§ **Data for this task**
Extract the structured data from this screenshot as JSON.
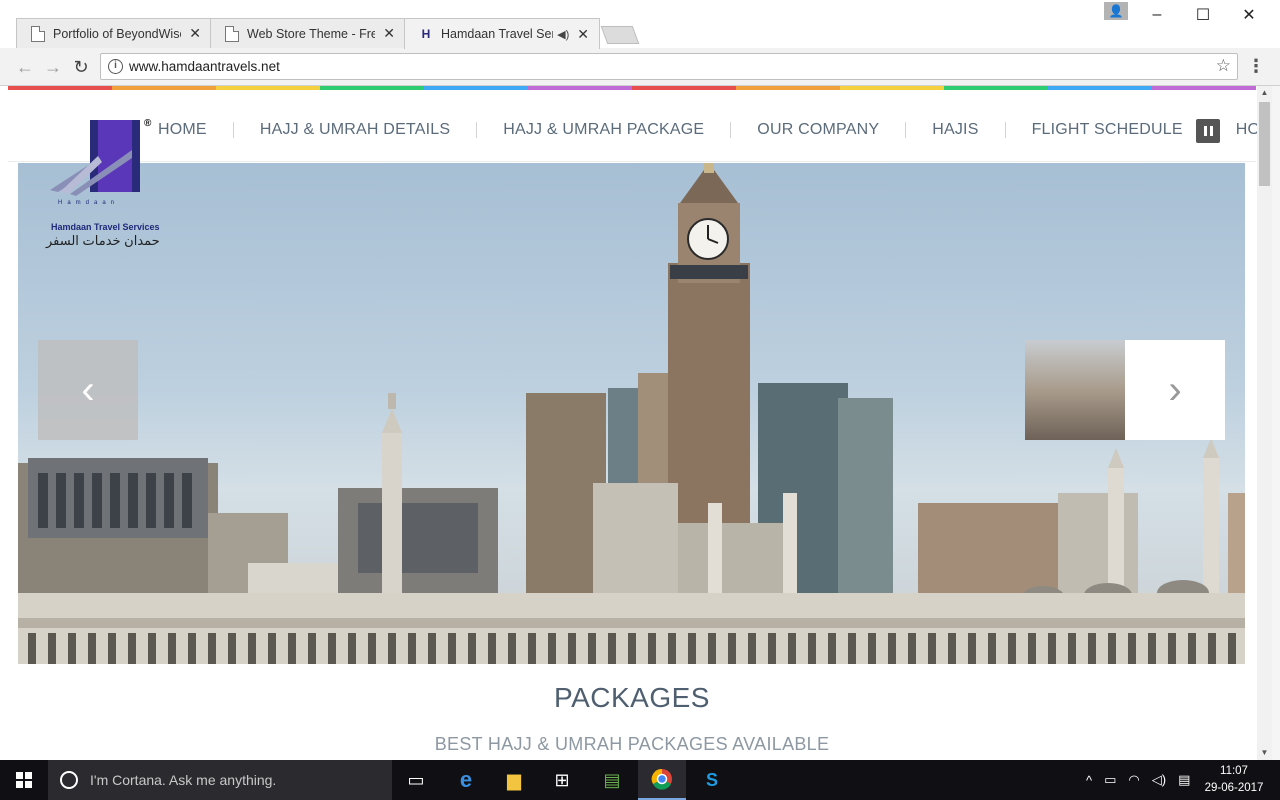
{
  "browser": {
    "tabs": [
      {
        "title": "Portfolio of BeyondWise",
        "icon": "document-icon",
        "active": false
      },
      {
        "title": "Web Store Theme - Free",
        "icon": "document-icon",
        "active": false
      },
      {
        "title": "Hamdaan Travel Servic",
        "icon": "hamdaan-favicon",
        "active": true,
        "audio": true
      }
    ],
    "url": "www.hamdaantravels.net",
    "window_controls": {
      "minimize": "–",
      "maximize": "☐",
      "close": "✕"
    }
  },
  "site": {
    "logo": {
      "letter": "H",
      "subtitle": "Hamdaan",
      "name_en": "Hamdaan Travel Services",
      "name_ar": "حمدان خدمات السفر",
      "registered": "®"
    },
    "nav": [
      {
        "label": "HOME"
      },
      {
        "label": "HAJJ & UMRAH DETAILS"
      },
      {
        "label": "HAJJ & UMRAH PACKAGE"
      },
      {
        "label": "OUR COMPANY"
      },
      {
        "label": "HAJIS"
      },
      {
        "label": "FLIGHT SCHEDULE"
      },
      {
        "label": "HOTEL"
      }
    ],
    "rainbow_colors": [
      "#e94e4e",
      "#f0a13b",
      "#f4d03f",
      "#2ecc71",
      "#3fa9f5",
      "#c06ad6",
      "#e94e4e",
      "#f0a13b",
      "#f4d03f",
      "#2ecc71",
      "#3fa9f5",
      "#c06ad6"
    ],
    "slider": {
      "prev": "‹",
      "next": "›"
    },
    "packages": {
      "title": "PACKAGES",
      "subtitle": "BEST HAJJ & UMRAH PACKAGES AVAILABLE"
    }
  },
  "taskbar": {
    "search_placeholder": "I'm Cortana. Ask me anything.",
    "time": "11:07",
    "date": "29-06-2017"
  }
}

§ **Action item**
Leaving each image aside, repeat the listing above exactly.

§ **Your response**
Extract the structured data from this screenshot as JSON.
{
  "browser": {
    "tabs": [
      {
        "title": "Portfolio of BeyondWise",
        "icon": "document-icon",
        "active": false
      },
      {
        "title": "Web Store Theme - Free",
        "icon": "document-icon",
        "active": false
      },
      {
        "title": "Hamdaan Travel Servic",
        "icon": "hamdaan-favicon",
        "active": true,
        "audio": true
      }
    ],
    "url": "www.hamdaantravels.net",
    "window_controls": {
      "minimize": "–",
      "maximize": "☐",
      "close": "✕"
    }
  },
  "site": {
    "logo": {
      "letter": "H",
      "subtitle": "Hamdaan",
      "name_en": "Hamdaan Travel Services",
      "name_ar": "حمدان خدمات السفر",
      "registered": "®"
    },
    "nav": [
      {
        "label": "HOME"
      },
      {
        "label": "HAJJ & UMRAH DETAILS"
      },
      {
        "label": "HAJJ & UMRAH PACKAGE"
      },
      {
        "label": "OUR COMPANY"
      },
      {
        "label": "HAJIS"
      },
      {
        "label": "FLIGHT SCHEDULE"
      },
      {
        "label": "HOTEL"
      }
    ],
    "rainbow_colors": [
      "#e94e4e",
      "#f0a13b",
      "#f4d03f",
      "#2ecc71",
      "#3fa9f5",
      "#c06ad6",
      "#e94e4e",
      "#f0a13b",
      "#f4d03f",
      "#2ecc71",
      "#3fa9f5",
      "#c06ad6"
    ],
    "slider": {
      "prev": "‹",
      "next": "›"
    },
    "packages": {
      "title": "PACKAGES",
      "subtitle": "BEST HAJJ & UMRAH PACKAGES AVAILABLE"
    }
  },
  "taskbar": {
    "search_placeholder": "I'm Cortana. Ask me anything.",
    "time": "11:07",
    "date": "29-06-2017"
  }
}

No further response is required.